At a time the country is suffering from several blows on all fronts, especially in the areas of oil theft, under-production and heavy subsidy burden, the regulator is exploring all options to generate revenue and ensure the oil sector becomes viable for investment.

Nigeria needs to tackle security, sustainability others

Speaking on the sidelines of Nigeria, Chairman, CEO, Baker Hughes, Lorenzo Simonelli, called for more proactive measures to tackle the crisis rocking the energy industry.

“The important thing is that we collectively walk together around the sustainability, security and affordability for everybody that needs the energy as we go forward. Nigeria which has a great resource base needs to tackle its challenges regards to affordability, security and sustainability.

“Right policy is essential in driving energy security.

“Putting National Security aside at the moment, there is an aspect of how do we not have energy poverty and that addresses National Security, and they go hand in hand.” 

On energy transitioning, he said, “There is a need for more triangulating policies and investment as well as pragmatic approach to them. However, there would be short time pain, but If we make the right choices and investments we can have a much more diversified energy mix which is more affordable. 

Gas yet to be fully harnessed

Speaking also, Chairman, Lee Engineering and Construction Company, Dr. Leemon Ikpea, noted that Nigeria was yet to optimize the full potential of its enormous gas reserves, saying “We are blessed with unlimited gas reserves and there is a need to harness this resource for our economic development.

“For us, we have seen this opportunity and we are ready to invest in that sector.

“Currently, we are very close to finishing the construction of Gbaran- Ubie integrated oil and gas development Phase 2 project which has an additional capacity to produce 400million scuf of gas per day when it comes on stream.
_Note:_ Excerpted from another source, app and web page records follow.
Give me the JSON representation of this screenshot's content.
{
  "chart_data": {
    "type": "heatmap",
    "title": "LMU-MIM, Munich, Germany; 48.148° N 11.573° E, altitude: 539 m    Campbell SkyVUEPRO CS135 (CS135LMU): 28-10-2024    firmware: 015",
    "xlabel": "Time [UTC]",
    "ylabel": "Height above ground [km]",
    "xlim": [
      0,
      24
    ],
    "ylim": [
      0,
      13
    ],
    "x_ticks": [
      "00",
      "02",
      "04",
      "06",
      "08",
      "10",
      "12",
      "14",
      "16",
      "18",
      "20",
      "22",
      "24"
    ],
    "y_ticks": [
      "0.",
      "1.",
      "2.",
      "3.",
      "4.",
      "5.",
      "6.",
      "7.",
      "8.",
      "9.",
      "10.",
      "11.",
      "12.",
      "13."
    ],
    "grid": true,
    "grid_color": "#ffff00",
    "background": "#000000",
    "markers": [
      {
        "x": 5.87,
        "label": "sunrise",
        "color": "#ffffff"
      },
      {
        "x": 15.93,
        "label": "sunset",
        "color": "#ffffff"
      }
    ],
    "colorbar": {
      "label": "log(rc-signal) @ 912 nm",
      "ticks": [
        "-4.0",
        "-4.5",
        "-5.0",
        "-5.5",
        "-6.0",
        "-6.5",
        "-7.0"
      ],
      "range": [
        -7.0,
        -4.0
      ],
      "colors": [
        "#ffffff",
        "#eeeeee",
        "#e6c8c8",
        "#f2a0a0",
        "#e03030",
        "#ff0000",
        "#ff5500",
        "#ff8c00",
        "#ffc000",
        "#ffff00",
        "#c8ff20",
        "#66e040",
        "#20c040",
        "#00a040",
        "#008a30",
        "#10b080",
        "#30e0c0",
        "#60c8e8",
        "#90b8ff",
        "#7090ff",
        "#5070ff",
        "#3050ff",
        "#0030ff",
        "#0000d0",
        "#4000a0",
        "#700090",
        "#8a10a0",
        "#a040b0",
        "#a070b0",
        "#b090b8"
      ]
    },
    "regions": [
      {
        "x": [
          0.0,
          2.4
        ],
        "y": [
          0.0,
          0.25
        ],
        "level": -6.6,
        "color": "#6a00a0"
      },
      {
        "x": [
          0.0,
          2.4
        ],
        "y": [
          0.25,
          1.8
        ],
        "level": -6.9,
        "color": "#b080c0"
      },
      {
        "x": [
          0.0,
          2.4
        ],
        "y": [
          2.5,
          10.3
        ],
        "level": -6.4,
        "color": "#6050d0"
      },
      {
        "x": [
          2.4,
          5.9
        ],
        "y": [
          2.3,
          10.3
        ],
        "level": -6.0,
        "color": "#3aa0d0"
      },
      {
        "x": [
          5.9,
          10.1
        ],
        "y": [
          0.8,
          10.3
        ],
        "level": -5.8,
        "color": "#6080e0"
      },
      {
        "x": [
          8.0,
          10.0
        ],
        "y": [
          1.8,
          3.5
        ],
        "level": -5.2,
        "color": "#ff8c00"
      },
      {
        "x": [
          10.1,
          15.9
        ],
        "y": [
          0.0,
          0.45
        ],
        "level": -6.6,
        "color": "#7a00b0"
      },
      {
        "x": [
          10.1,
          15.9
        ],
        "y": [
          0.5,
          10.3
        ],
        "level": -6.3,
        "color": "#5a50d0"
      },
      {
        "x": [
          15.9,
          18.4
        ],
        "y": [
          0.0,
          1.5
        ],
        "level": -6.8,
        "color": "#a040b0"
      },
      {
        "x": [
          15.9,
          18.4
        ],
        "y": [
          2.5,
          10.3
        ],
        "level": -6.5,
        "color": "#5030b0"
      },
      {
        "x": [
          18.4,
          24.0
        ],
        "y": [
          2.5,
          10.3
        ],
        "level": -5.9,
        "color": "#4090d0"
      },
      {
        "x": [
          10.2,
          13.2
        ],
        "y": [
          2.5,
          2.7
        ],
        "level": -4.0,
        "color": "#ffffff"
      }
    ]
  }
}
Note that it is an addition to the original capacity of 1 million which would then amount to a total of 1.4million scuf of gas per day. We have that of Assa North/ Ohaji Egbema project which can produce 600milion scuf of gas per day. 

“Also, we are building an interpreted manufacturing plant that will take the woods off our kitchen and save deforestation by producing and canning affordable cooking gas. It is at our Warri based factory.”

“These are projects of national strategic importance and we are proud to be identified in them. 

For CEO, MD Woodside Energy, Meg O’Neill, “the Russian and Ukraine crisis has shown the relevance of fossil fuel. The world cannot exist without fossil fuel and the Russian/Ukraine war has made a revelation of that. What we should be looking at critically is the global population and demand which can impact the volatility in the sector.